High oil prices driving up cost of carbon fiber by 10-30%
The only downside is that lighter materials are potentially less safe than conventional materials used in car construction such as steel. Not so with carbon fiber, which is not only lighter than steel but around 10 times as strong.
Little wonder then that automakers and suppliers alike have been striving to develop carbon fiber that can be produced quickly and at low cost for mass production.
Now GM has announced that it will work with Japanese carbon fiber experts Teijin to co-develop advanced carbon fiber composite technologies for potential high-volume use globally in its cars, trucks and crossovers.
The co-development pact signed today involves the use of Teijin’s innovative carbon fiber reinforced thermoplastic technology, a faster and more efficient way to produce carbon fiber composites. For Teijin, the arrangement could lead to widening its portfolio beyond specialty and high-end automotive carbon fiber applications.

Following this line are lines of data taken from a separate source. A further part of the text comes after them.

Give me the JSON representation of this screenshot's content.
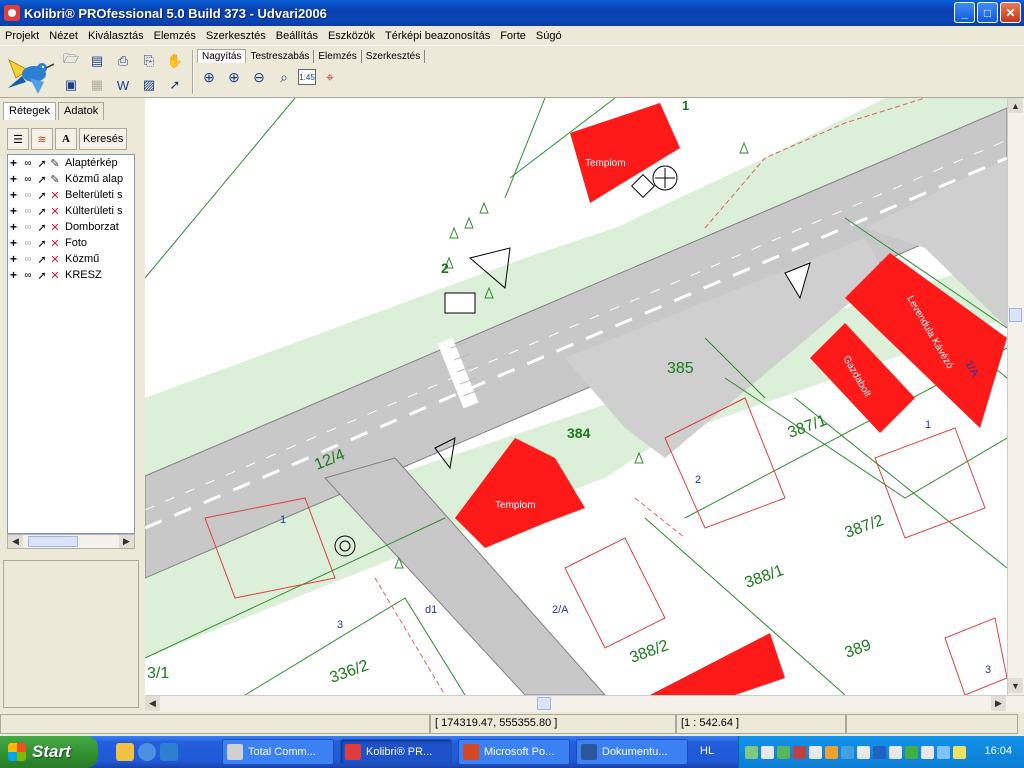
{
  "window": {
    "title": "Kolibri® PROfessional 5.0 Build 373 - Udvari2006",
    "buttons": {
      "minimize": "_",
      "maximize": "□",
      "close": "✕"
    }
  },
  "menu": [
    "Projekt",
    "Nézet",
    "Kiválasztás",
    "Elemzés",
    "Szerkesztés",
    "Beállítás",
    "Eszközök",
    "Térképi beazonosítás",
    "Forte",
    "Súgó"
  ],
  "toolbar": {
    "tabs": [
      "Nagyítás",
      "Testreszabás",
      "Elemzés",
      "Szerkesztés"
    ],
    "active_tab": "Nagyítás",
    "scale_button_label": "1:45"
  },
  "left_panel": {
    "tabs": [
      "Rétegek",
      "Adatok"
    ],
    "search_label": "Keresés",
    "layers": [
      {
        "name": "Alaptérkép",
        "visible": true,
        "editable": true
      },
      {
        "name": "Közmű alap",
        "visible": true,
        "editable": true
      },
      {
        "name": "Belterületi s",
        "visible": false,
        "editable": false
      },
      {
        "name": "Külterületi s",
        "visible": false,
        "editable": false
      },
      {
        "name": "Domborzat",
        "visible": false,
        "editable": false
      },
      {
        "name": "Foto",
        "visible": false,
        "editable": false
      },
      {
        "name": "Közmű",
        "visible": false,
        "editable": false
      },
      {
        "name": "KRESZ",
        "visible": true,
        "editable": false
      }
    ]
  },
  "map": {
    "parcels": [
      "1",
      "2",
      "385",
      "384",
      "12/4",
      "387/1",
      "387/2",
      "388/1",
      "388/2",
      "389",
      "336/2",
      "3/1",
      "2/A",
      "1/A",
      "1",
      "2",
      "3",
      "1",
      "3",
      "d1"
    ],
    "buildings": [
      "Templom",
      "Templom",
      "Levendula Kávézó",
      "Gazdabolt"
    ]
  },
  "status": {
    "coords": "[ 174319.47, 555355.80 ]",
    "scale": "[1 : 542.64 ]"
  },
  "taskbar": {
    "start": "Start",
    "tasks": [
      "Total Comm...",
      "Kolibri® PR...",
      "Microsoft Po...",
      "Dokumentu..."
    ],
    "active_task": "Kolibri® PR...",
    "lang": "HL",
    "clock": "16:04"
  }
}
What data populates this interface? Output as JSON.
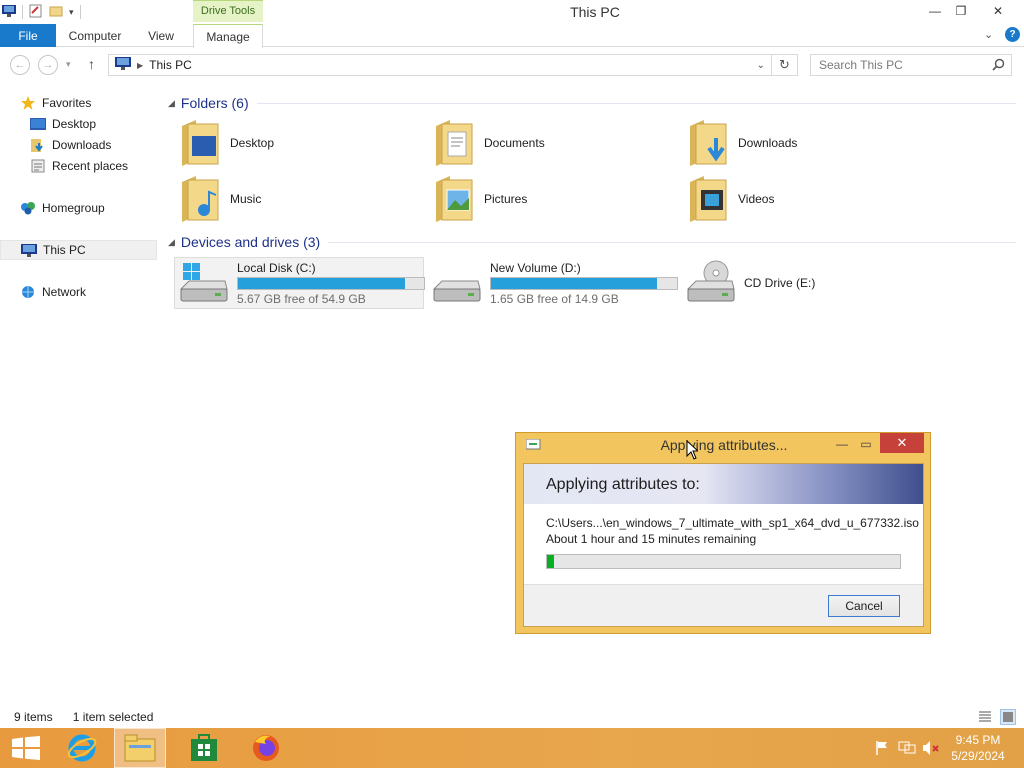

To support the relationship, Teijin will establish the Teijin Composites Application Center, a technical center in the U.S. early next year.
Teijin's proprietary technology has the ability to mass-produce carbon fiber-reinforced thermoplastic components with cycle times of under a minute. Conventional carbon fiber-reinforced composites use thermosetting resins and require a much longer timeframe for molding, often hours for a single component.